Ghost Cult continues to fly the flag of Slayer high, and customarily we celebrate the life of Jeff Hanneman, who passed away on May 2nd, 2013. Jeff left an indelible mark on all of metal through the music and performances he created with Slayer. His legacy as a riff maker, songwriter, soloist, and metal personality has not been dampened since his death. In the time since he passed, Ghost Cult observed Slayer as they released a final studio album with Jeff’s contributions (Repentless), had a legend take his spot live (Gary Holt of Exodus), released a comic book with Jeff’s likeness, completed their final world tour ever of two years, released an incredible film/music video trilogy (The Repentless Killogy), former bandmate DaveLombardo wrote a loving tribute to his fallen friend, and we have written two career-spanning retrospectives (read them here and here) on the end of the band. Every night on that final world tour, Slayer honored Jeff during ‘Raining Blood’ with the still reigning banner.
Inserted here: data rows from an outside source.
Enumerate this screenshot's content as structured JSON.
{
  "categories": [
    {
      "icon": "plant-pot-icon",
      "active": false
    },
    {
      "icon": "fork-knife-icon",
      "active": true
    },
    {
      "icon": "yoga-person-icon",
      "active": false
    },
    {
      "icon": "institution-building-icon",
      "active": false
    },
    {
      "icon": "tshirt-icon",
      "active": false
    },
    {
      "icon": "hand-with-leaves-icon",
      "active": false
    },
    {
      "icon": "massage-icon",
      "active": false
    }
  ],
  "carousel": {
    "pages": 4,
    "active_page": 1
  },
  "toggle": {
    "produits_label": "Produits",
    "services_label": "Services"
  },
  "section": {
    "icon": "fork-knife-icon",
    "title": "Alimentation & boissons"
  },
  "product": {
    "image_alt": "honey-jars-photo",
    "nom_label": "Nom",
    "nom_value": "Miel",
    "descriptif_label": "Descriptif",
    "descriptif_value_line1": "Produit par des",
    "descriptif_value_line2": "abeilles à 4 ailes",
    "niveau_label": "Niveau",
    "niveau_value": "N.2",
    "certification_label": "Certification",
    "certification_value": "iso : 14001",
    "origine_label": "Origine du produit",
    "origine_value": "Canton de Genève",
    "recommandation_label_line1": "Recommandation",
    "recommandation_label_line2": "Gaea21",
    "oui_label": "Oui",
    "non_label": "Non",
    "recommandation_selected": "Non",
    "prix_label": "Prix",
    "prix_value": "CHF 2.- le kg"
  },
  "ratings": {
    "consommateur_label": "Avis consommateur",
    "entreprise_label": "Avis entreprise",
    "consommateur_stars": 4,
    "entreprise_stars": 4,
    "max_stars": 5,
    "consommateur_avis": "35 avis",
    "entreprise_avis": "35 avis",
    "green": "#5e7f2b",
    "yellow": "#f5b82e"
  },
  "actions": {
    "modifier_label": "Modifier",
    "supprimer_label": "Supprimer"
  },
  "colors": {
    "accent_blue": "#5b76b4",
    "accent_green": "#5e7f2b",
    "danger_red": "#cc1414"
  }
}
Hail Jeff and Hail Slayer!
Judging by its title, the latest release by US thrashers Havok is either a bold, singular statement about this being their fifth full-length studio release, or, rather less plausibly, that it’s actually a concept album based on the 1980s sci-fi series about alien lizard people who wear big red jumpsuits. Sadly, it is, in fact, the rather more mundane first option, but that doesn’t stop V (Century Media) from being bigger and almost as frightening than the hairstyles on that show.Continue reading →